Instructions for the task: Once you have read the records below, report how many lines contain the word "true", and give nothing besides that number.

─── Study material

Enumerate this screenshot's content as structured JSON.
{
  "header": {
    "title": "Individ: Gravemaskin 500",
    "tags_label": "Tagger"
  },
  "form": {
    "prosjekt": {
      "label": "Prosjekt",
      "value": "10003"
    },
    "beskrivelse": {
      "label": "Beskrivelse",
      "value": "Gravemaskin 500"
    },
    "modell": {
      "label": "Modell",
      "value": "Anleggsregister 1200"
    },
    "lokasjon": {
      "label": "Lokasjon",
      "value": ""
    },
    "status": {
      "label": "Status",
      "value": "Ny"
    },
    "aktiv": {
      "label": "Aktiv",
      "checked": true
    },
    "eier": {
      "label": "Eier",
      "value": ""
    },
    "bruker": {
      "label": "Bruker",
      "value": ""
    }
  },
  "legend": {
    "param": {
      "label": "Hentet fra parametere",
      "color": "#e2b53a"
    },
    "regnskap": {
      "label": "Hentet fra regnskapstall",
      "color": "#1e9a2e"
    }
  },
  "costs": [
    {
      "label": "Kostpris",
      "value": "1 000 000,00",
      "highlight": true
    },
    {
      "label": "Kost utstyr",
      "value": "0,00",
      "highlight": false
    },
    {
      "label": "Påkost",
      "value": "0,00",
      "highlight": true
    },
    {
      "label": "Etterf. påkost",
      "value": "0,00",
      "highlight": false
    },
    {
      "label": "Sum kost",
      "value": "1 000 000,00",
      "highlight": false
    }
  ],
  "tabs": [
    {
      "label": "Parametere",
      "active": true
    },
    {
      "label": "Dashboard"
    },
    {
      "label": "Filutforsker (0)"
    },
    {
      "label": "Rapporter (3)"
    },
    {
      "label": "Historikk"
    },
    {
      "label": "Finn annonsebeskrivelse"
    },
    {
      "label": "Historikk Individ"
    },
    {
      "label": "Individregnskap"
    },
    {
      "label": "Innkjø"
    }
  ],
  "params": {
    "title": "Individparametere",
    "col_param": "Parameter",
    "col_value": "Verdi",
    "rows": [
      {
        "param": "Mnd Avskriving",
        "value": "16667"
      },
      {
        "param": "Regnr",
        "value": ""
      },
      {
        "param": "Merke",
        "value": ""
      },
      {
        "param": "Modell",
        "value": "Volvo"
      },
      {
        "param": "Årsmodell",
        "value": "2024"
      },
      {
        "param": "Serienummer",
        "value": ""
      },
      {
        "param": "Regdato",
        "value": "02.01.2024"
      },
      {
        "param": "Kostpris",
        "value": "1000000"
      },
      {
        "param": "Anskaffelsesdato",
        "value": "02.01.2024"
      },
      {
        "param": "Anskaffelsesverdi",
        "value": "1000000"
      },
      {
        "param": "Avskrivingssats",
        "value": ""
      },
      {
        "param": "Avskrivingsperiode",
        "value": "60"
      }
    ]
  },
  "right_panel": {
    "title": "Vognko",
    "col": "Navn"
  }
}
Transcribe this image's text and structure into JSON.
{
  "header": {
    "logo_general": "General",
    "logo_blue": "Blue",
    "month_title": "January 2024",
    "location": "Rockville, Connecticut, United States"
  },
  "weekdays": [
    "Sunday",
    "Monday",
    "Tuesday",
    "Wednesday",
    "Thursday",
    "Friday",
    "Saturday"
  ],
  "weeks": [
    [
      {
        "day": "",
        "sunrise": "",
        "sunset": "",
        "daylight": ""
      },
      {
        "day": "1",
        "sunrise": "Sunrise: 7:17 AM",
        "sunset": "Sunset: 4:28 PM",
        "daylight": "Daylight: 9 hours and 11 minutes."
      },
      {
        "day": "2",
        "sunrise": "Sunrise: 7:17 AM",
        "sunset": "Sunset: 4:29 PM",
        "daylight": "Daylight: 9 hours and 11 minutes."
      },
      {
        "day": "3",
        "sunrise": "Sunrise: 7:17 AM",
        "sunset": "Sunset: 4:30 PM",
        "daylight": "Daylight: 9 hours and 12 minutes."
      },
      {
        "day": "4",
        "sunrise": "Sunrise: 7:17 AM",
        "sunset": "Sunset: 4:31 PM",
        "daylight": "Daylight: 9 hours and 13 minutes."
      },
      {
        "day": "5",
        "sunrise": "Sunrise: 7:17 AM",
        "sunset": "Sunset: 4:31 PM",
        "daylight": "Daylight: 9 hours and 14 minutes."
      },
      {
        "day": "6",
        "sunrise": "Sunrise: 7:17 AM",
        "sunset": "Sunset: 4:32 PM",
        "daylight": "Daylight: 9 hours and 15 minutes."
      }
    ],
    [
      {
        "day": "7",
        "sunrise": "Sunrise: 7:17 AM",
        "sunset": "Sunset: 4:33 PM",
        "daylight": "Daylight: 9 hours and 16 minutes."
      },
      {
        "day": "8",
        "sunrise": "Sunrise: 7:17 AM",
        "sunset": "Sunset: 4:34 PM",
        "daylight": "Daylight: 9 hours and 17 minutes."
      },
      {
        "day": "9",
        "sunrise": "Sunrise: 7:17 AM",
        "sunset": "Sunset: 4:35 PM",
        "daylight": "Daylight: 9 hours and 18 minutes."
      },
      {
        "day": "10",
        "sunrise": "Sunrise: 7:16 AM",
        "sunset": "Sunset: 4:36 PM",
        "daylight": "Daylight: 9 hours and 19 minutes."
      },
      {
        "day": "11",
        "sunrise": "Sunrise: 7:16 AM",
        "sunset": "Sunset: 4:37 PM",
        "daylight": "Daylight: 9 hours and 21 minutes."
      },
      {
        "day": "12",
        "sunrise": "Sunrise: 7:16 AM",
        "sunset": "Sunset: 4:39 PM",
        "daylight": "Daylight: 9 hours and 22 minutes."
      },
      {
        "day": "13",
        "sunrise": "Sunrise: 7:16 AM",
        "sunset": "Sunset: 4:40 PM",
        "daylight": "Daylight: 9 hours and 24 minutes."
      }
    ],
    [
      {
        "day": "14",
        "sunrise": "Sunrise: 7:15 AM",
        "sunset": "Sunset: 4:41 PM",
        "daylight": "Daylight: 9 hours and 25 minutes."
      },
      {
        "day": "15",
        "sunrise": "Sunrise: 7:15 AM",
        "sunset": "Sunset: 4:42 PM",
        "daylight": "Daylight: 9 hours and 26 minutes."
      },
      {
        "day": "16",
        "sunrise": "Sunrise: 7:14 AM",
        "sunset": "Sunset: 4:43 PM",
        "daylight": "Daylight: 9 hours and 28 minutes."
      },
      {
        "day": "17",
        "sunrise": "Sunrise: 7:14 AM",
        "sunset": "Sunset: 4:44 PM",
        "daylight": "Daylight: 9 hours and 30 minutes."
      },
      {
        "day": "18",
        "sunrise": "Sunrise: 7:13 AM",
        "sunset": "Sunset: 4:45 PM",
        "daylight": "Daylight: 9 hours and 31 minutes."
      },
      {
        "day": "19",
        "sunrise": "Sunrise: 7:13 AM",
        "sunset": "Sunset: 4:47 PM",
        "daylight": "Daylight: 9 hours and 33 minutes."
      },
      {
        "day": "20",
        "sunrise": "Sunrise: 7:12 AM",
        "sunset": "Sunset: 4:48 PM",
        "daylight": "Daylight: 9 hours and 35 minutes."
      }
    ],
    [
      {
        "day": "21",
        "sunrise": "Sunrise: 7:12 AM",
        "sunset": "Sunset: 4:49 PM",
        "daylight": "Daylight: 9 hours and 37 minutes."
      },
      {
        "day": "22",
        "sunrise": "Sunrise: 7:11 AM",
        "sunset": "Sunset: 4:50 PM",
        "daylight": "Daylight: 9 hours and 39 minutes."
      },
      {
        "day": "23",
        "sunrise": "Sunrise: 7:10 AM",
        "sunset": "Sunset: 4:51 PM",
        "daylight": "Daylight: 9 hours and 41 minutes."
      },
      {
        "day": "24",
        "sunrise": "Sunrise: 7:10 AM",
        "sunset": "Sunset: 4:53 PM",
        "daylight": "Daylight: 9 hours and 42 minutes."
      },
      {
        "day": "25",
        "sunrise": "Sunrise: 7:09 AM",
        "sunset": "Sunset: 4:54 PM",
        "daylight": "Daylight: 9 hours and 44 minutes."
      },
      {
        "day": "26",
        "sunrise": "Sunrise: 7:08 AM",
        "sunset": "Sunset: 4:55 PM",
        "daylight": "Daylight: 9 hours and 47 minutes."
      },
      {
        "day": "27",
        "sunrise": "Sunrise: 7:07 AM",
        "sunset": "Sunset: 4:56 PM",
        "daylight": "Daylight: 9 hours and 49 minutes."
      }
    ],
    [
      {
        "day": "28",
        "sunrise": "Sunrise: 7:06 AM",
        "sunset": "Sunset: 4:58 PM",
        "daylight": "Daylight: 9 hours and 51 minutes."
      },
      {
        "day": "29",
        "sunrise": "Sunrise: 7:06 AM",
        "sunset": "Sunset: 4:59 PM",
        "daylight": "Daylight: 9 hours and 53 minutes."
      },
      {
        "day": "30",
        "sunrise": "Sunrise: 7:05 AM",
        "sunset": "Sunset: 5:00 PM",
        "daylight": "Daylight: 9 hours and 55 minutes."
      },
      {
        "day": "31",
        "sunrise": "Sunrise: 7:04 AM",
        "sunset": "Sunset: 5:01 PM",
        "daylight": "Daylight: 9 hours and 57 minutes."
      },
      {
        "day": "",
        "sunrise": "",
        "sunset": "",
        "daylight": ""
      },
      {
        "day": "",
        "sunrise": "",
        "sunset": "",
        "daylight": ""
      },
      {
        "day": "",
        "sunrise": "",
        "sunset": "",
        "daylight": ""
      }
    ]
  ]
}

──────

Written solution: 4